Silence is Golden
Silence is a very interesting concept to me, because when used well it can be a very powerful weapon in your college success arsenal. Silence can be awkward – and therein lies the power. People will do almost anything to avoid feeling awkward! If you can control silence by not being afraid to use it and not getting uncomfortable, then you can exert some control over a conversation, a presentation, an interview, or even a date!
The following are a few applications of intentional silence that I have found are easy to implement and can result in the user gaining some form of power in the conversation.
- Negotiations – When you are in a negotiation, there is always a (real or perceived) power struggle between the two parties. I have found that the negotiator who has better control over the use of silence will generally hold more power in the negotiation. What do I mean by “control over the use of silence“? In a negotiation, information is power; so, if you can get the other party to tell you something they did not originally plan to reveal, you can use that to your advantage. How can you do that? In the information gathering phase before you suggest your solution, you need to ask a lot of questions. After you pose a question, you’ll know the other person has finished answering when they stop talking. Typically, you’d interpret this as the time for you to ask another question, or fill the silence something else.
But what happens if you say nothing? Most often, if you allow a period of silence after the other person has finished answering your question, they will keep talking and add further detail. This additional information was not a part of their original answer and may contain important details you can use in your argument against them.
- Interviews – The bad news for us is that, usually, interviewers already know this little trick. When they are interviewing you, if they are a good interviewer, they will leave an almost uncomfortable silence between questions to prompt you to share more information.

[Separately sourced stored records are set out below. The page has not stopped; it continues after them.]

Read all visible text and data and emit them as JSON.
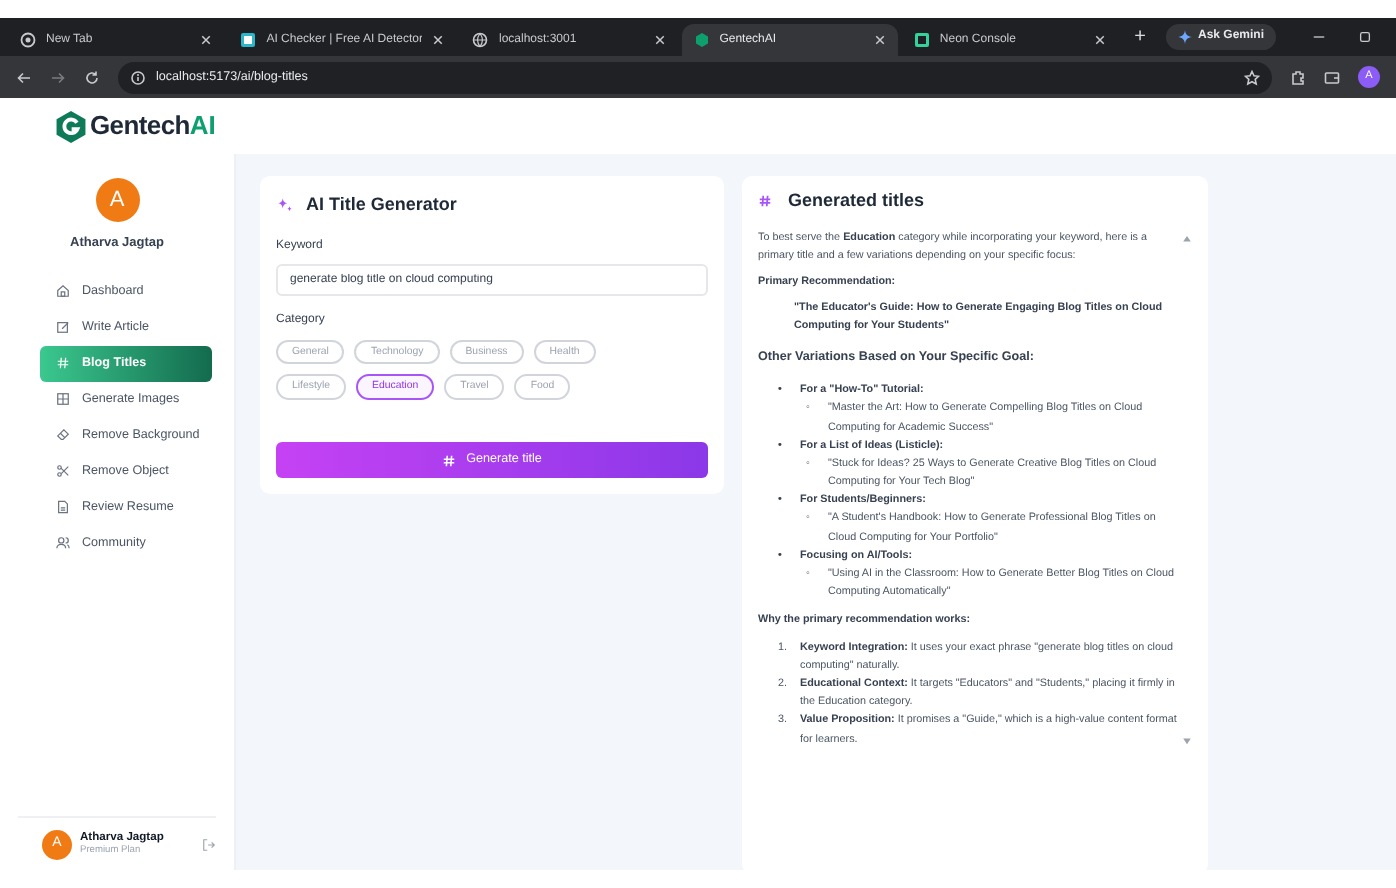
{
  "browser": {
    "tabs": [
      {
        "title": "New Tab",
        "selected": false
      },
      {
        "title": "AI Checker | Free AI Detector",
        "selected": false
      },
      {
        "title": "localhost:3001",
        "selected": false
      },
      {
        "title": "GentechAI",
        "selected": true
      },
      {
        "title": "Neon Console",
        "selected": false
      }
    ],
    "new_tab": "+",
    "ask_button": "Ask Gemini",
    "url": "localhost:5173/ai/blog-titles",
    "profile": "A"
  },
  "app": {
    "logo_text": "Gentech",
    "logo_accent": "AI"
  },
  "sidebar": {
    "avatar": "A",
    "user_name": "Atharva Jagtap",
    "items": [
      {
        "label": "Dashboard",
        "selected": false
      },
      {
        "label": "Write Article",
        "selected": false
      },
      {
        "label": "Blog Titles",
        "selected": true
      },
      {
        "label": "Generate Images",
        "selected": false
      },
      {
        "label": "Remove Background",
        "selected": false
      },
      {
        "label": "Remove Object",
        "selected": false
      },
      {
        "label": "Review Resume",
        "selected": false
      },
      {
        "label": "Community",
        "selected": false
      }
    ],
    "footer": {
      "avatar": "A",
      "name": "Atharva Jagtap",
      "plan": "Premium Plan"
    }
  },
  "generator": {
    "title": "AI Title Generator",
    "keyword_label": "Keyword",
    "keyword_value": "generate blog title on cloud computing",
    "category_label": "Category",
    "categories": [
      {
        "label": "General",
        "selected": false
      },
      {
        "label": "Technology",
        "selected": false
      },
      {
        "label": "Business",
        "selected": false
      },
      {
        "label": "Health",
        "selected": false
      },
      {
        "label": "Lifestyle",
        "selected": false
      },
      {
        "label": "Education",
        "selected": true
      },
      {
        "label": "Travel",
        "selected": false
      },
      {
        "label": "Food",
        "selected": false
      }
    ],
    "button": "Generate title"
  },
  "results": {
    "title": "Generated titles",
    "intro": "To best serve the **Education** category while incorporating your keyword, here is a primary title and a few variations depending on your specific focus:",
    "primary_heading": "Primary Recommendation:",
    "primary_title": "\"The Educator's Guide: How to Generate Engaging Blog Titles on Cloud Computing for Your Students\"",
    "variations_heading": "Other Variations Based on Your Specific Goal:",
    "variations": [
      {
        "marker": "•",
        "label": "For a \"How-To\" Tutorial:",
        "sub_marker": "◦",
        "title": "\"Master the Art: How to Generate Compelling Blog Titles on Cloud Computing for Academic Success\""
      },
      {
        "marker": "•",
        "label": "For a List of Ideas (Listicle):",
        "sub_marker": "◦",
        "title": "\"Stuck for Ideas? 25 Ways to Generate Creative Blog Titles on Cloud Computing for Your Tech Blog\""
      },
      {
        "marker": "•",
        "label": "For Students/Beginners:",
        "sub_marker": "◦",
        "title": "\"A Student's Handbook: How to Generate Professional Blog Titles on Cloud Computing for Your Portfolio\""
      },
      {
        "marker": "•",
        "label": "Focusing on AI/Tools:",
        "sub_marker": "◦",
        "title": "\"Using AI in the Classroom: How to Generate Better Blog Titles on Cloud Computing Automatically\""
      }
    ],
    "why_heading": "Why the primary recommendation works:",
    "reasons": [
      {
        "marker": "1.",
        "text": "**Keyword Integration:** It uses your exact phrase \"generate blog titles on cloud computing\" naturally."
      },
      {
        "marker": "2.",
        "text": "**Educational Context:** It targets \"Educators\" and \"Students,\" placing it firmly in the Education category."
      },
      {
        "marker": "3.",
        "text": "**Value Proposition:** It promises a \"Guide,\" which is a high-value content format for learners."
      }
    ]
  }
}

When the pause occurs, you begin to feel like your original answer was not good enough. You start to panic a little and try to answer the question again, but your second answer is given under much more stress and is usually not your best work. Interviews are already pretty stressful for most of us, but remember that knowledge is power. Use this knowledge to your own advantage in the interview!
You can either a) stand by your original answer confidently and sit smiling in uncomfortable silence until the interviewer breaks it with a new question, or b) elaborate upon your answer, but without the additional stress that your fellow candidates will undergo, because you were ready for this. The interviewer’s job is to make you feel a little discomfort and stress to see how you perform under these conditions. Now you can impress them when you stay cool because you knew this was coming!
- Class Presentations – A third application for silence that I have found to be useful for college students is in giving presentations, where you need to either keep an audience’s attention or, even more challenging, get your audience to participate. Class presentations, especially ones over 20 minutes, are a challenge and are becoming more and more common as a part of college curriculums. As you prepare your presentation, think of how you can use silence to your advantage in your delivery. A pause for emphasis is a pretty easy technique. Asking rhetorical questions is always a good way to go – ask a question and pause long enough for them to think of an answer (and feel a little pressure that they may have to answer it themselves), then answer it yourself. This keeps your audience paying attention and following along without actually engaging them. This technique is good if you have a very strict timeline and cannot afford to have someone answer your question with a lengthy or controversial response.
Lastly, if you do need to fill up some time and facilitate a discussion, or even a debate, you will need to ask questions. Confidently pause and wait for an answer. If you wait long enough and don’t lose your cool, someone will always come up with an answer. Additionally, after you set the tone that you are willing to wait an uncomfortable amount of time for an answer, others in the class will more willingly participate for the remainder of your presentation.
These are just a few tips I’ve learned along the way, so try them out next time you’re having a conversation and see what happens. I think you’ll find that when you have mastered the art of silence, you will feel much more in control of any situation. My last piece of advice on the issue is this: Look out for others who have mastered this concept – you may end up in an exceedingly awkward staring contest!